EXERCISE REQUIREMENTS ▸ Filter these records by the string "JSON", copying each line that holds it.

Website and app data records

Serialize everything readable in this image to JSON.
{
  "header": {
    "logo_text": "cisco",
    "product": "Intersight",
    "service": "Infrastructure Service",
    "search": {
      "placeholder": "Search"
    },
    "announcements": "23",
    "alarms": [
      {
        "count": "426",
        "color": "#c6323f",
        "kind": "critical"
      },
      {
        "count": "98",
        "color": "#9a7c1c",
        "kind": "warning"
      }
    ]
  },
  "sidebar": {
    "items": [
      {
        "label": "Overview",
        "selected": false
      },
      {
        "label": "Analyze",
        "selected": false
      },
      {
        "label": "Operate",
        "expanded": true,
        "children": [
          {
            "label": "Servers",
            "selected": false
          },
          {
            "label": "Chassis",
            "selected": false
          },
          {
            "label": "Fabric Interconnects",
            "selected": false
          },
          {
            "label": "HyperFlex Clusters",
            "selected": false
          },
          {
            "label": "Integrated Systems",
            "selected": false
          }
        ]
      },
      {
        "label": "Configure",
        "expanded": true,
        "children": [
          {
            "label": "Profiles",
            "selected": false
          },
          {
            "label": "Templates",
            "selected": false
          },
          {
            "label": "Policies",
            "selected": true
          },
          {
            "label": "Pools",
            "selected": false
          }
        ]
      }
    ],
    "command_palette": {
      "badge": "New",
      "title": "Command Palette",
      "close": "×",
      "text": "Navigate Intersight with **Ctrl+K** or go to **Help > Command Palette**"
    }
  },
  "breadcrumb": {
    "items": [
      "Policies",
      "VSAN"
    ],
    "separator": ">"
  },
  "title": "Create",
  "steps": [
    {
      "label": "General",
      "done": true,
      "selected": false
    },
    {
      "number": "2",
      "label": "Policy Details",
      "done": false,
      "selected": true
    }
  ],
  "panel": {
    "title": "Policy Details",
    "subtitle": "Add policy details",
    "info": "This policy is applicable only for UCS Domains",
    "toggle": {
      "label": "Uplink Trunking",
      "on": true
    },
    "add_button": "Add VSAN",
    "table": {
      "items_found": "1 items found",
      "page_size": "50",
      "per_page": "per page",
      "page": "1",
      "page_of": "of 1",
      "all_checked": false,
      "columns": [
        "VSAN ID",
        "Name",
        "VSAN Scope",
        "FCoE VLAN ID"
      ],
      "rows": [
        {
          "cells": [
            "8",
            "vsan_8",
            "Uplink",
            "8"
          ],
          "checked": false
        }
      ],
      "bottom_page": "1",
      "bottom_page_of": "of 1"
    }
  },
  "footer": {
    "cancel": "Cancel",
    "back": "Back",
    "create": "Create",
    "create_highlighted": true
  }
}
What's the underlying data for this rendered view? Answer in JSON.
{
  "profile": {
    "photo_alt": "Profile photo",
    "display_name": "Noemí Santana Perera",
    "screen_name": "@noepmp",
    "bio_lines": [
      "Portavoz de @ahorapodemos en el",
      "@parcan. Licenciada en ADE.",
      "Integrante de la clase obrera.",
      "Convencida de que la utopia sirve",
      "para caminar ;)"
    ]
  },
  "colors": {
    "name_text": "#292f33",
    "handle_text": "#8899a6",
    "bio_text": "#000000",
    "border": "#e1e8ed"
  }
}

TASK RESPONSE ▸
Serialize everything readable in this image to JSON.
What's the underlying data for this rendered view? Answer in JSON.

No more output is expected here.